False leads, bad decisions, unquestioned technology and plot holes are not just the stuff of a hit television series.
CSI: Miami is cancelled - US foreign policy should take a cue
When I watch CSI: Miami, which was cancelled this week after 10 seasons, I rather peculiarly see the history of the US war in Iraq. They shared these assumptions: everyone should be treated as a suspect; suspects always deny guilt; the smallest of things can be the biggest of clues; false leads are inevitable; technology is irrefutable; decisions are best made by an insular and zealous group; plot holes are no big worry so long as the show moves along at a brisk pace.
Together, these constitute a mindset, a set of subrational assumptions, that can replace logic.
The most important of these is the one about plot holes. Like the logic of the Iraq war, the plots on CSI: Miami were regularly flawed. For example, in the episode titled "Backstabbers", various parties are attempting to kill a beautiful and clever terrorist. One such person is the vengeful husband of a woman in whose kidnapping the terrorist was involved. Much chasing ensues. The episode culminates as the CSI: Miami officers warn the terrorist not to board a boat with the vengeful husband lest he kill her. She is shocked upon learning the good fellow had murder on his mind.
But these things did not matter on CSI: Miami. It was not about the story, it was about the motion. It would not suffice for the terror-lady to merely be stopped in traffic and taken into protective custody. It needed to be more dramatic than that, with the heightened drama blinding viewers to the lessened logic.
Thus it was with the road to war. If in the end the conclusion was not supported by the facts of the story, that did not matter. The story was sufficiently fast-paced and dramatic that viewers were hooked on it; it was fun to follow; it sucked you in.
Of course there were false leads; these are par for the course on TV police shows. So the yellowcake uranium from Niger did not pan out. So what? That is how you build a case, with false leads. And maybe those aluminium tubes weren't so meaningful as originally thought. Big whoop. The real clues come later in the game. Everyone knows that.
And if critics accused the White House of possessing a bunker mentality, well, so did the CSI: Miami brain trust and they almost always turned out to be right. Just because you are isolated and arrogant doesn't mean you're wrong.
In drama, some characters have a conqueror's brain and others a sceptic's. The former plough ahead, the latter stop to think.

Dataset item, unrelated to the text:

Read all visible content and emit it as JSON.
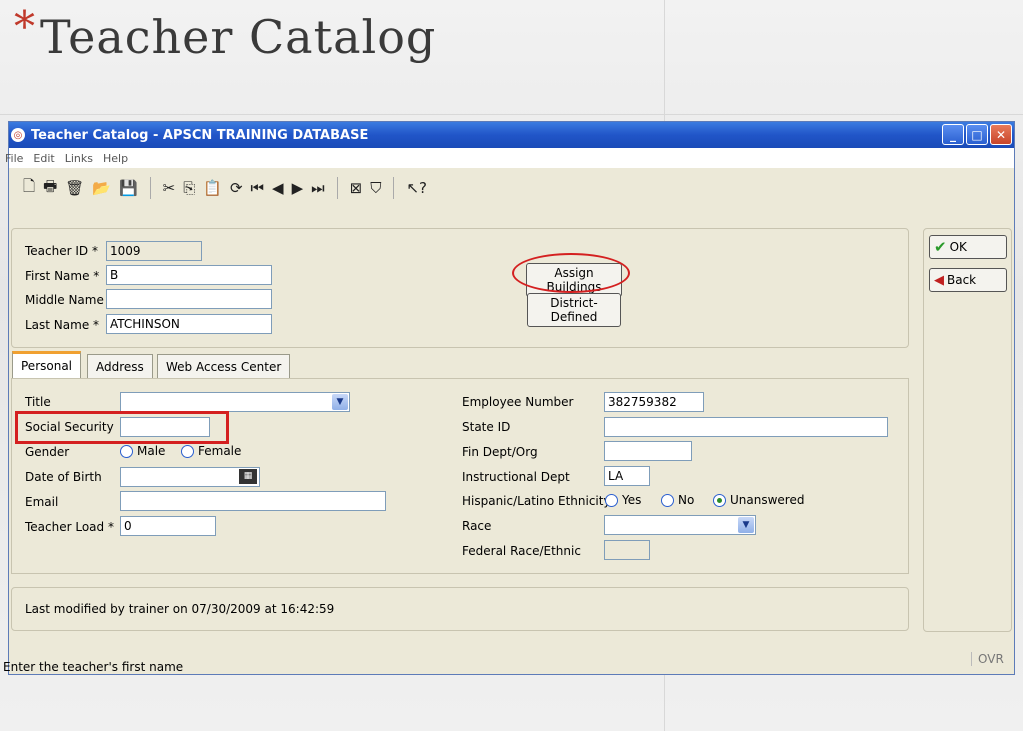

It is an important difference. Nobody would ever accuse Columbo of sharing the mindset of the Vietnam War's planners ("Just one more thing, Mr Westmoreland, if you don't mind: This Gulf of Tonkin business, it just don't sit right with me."). Like George Bush, who kept Saddam's pistol on the desk of his study, Horatio Caine, the chief of the CSI: Miami team, wanted to conquer. It was always personal with him. He had to dominate.
CSI: Miami made its debut in September of 2002, a little more than a year after September 11. By that time, war planning was already well under way. The two coincided, just as their formal ends are only a few months apart, the last US troops having left Iraq in December. The word conspiracy means, in its etymology, "to breathe together"; the show and the war were breathing the same convictions, and in that sense they were conspiratorial.
In a broader sense, it is a fact of our times that reality and entertainment have become horribly blurred. In late 2006, I interviewed Anthony Zuiker, the creator of the CSI programmes. He was an intense yet amiable man who beamed ideas. Mr Zuiker mentioned something startling about David Caruso, who before playing Caine was a detective on NYPD Blue: "When we sat down to speak with David Caruso about doing CSI: Miami, he was very connected, and still connected at that point, with his TV audience. And he gave us a wonderful story about after 9/11. In those days after, he would receive phone calls from people asking him what he was going to do about what just happened. People were actually calling him, still seeing him as a television hero that could fix things."
Was it an acknowledgement of the changing times that, in the final episode of CSI: Miami, it is one of the CSI agents who turns out to be the killer? And that her parting words could easily be read as an apology on the part of the global policeman: "I saw myself as a cop, that was my real identity, that's who I was, y'know? And then there was a dead body, right in front of me, and I put it there. I let you down, I'm sorry. I'm sorry."